INPUT FOR THIS TASK:
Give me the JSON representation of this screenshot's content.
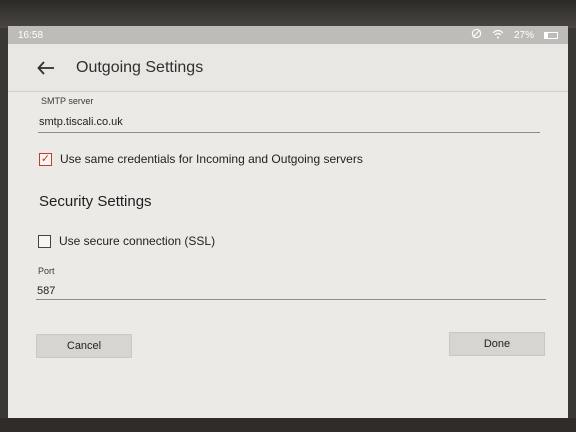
{
  "status": {
    "time": "16:58",
    "battery": "27%",
    "icons": [
      "rotation-lock-icon",
      "wifi-icon",
      "battery-icon"
    ]
  },
  "appbar": {
    "title": "Outgoing Settings",
    "back_icon": "arrow-left-icon"
  },
  "smtp": {
    "label": "SMTP server",
    "value": "smtp.tiscali.co.uk"
  },
  "same_credentials": {
    "label": "Use same credentials for Incoming and Outgoing servers",
    "checked": true
  },
  "security": {
    "title": "Security Settings",
    "ssl_label": "Use secure connection (SSL)",
    "ssl_checked": false
  },
  "port": {
    "label": "Port",
    "value": "587"
  },
  "buttons": {
    "cancel": "Cancel",
    "done": "Done"
  },
  "colors": {
    "accent": "#c23b2b",
    "background": "#eceae6",
    "button": "#d7d5d1"
  }
}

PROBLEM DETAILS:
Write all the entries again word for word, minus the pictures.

EXERCISE ANSWER:
Give me the JSON representation of this screenshot's content.
{
  "status": {
    "time": "16:58",
    "battery": "27%",
    "icons": [
      "rotation-lock-icon",
      "wifi-icon",
      "battery-icon"
    ]
  },
  "appbar": {
    "title": "Outgoing Settings",
    "back_icon": "arrow-left-icon"
  },
  "smtp": {
    "label": "SMTP server",
    "value": "smtp.tiscali.co.uk"
  },
  "same_credentials": {
    "label": "Use same credentials for Incoming and Outgoing servers",
    "checked": true
  },
  "security": {
    "title": "Security Settings",
    "ssl_label": "Use secure connection (SSL)",
    "ssl_checked": false
  },
  "port": {
    "label": "Port",
    "value": "587"
  },
  "buttons": {
    "cancel": "Cancel",
    "done": "Done"
  },
  "colors": {
    "accent": "#c23b2b",
    "background": "#eceae6",
    "button": "#d7d5d1"
  }
}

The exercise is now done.